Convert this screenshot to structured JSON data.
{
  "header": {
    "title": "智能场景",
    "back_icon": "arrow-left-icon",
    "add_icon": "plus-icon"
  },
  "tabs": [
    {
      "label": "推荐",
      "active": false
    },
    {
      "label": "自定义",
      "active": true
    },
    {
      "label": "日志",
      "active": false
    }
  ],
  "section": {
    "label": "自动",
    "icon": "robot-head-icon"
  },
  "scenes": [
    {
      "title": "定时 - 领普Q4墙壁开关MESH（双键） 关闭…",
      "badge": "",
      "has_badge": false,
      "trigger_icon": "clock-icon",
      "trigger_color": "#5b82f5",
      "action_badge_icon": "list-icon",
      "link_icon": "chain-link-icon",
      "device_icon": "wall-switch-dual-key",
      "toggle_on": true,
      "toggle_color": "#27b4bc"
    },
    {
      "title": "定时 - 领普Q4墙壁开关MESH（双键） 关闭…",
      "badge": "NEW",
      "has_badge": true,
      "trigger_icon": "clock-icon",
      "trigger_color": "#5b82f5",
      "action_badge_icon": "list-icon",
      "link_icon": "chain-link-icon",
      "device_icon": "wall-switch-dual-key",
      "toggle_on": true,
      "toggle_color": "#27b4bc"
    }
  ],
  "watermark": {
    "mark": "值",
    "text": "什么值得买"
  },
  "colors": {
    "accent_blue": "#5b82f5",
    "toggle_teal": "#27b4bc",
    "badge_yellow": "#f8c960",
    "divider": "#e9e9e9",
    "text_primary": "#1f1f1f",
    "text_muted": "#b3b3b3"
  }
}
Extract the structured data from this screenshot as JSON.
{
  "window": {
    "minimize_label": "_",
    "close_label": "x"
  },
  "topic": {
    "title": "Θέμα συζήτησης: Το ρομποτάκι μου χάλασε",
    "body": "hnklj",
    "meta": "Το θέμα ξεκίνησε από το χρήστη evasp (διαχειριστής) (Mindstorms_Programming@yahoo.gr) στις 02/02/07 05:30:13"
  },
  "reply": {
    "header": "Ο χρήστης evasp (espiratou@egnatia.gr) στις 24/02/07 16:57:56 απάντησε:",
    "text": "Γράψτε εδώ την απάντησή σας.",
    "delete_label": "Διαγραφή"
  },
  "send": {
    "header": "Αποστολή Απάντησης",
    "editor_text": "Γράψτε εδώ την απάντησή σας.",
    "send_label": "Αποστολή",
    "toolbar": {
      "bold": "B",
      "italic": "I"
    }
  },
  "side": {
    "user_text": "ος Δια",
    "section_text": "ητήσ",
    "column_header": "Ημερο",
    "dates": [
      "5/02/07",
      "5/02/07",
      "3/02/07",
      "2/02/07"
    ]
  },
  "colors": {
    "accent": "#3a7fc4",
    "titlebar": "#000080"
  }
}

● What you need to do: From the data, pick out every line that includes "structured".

● Final answer:
Convert this screenshot to structured JSON data.
Extract the structured data from this screenshot as JSON.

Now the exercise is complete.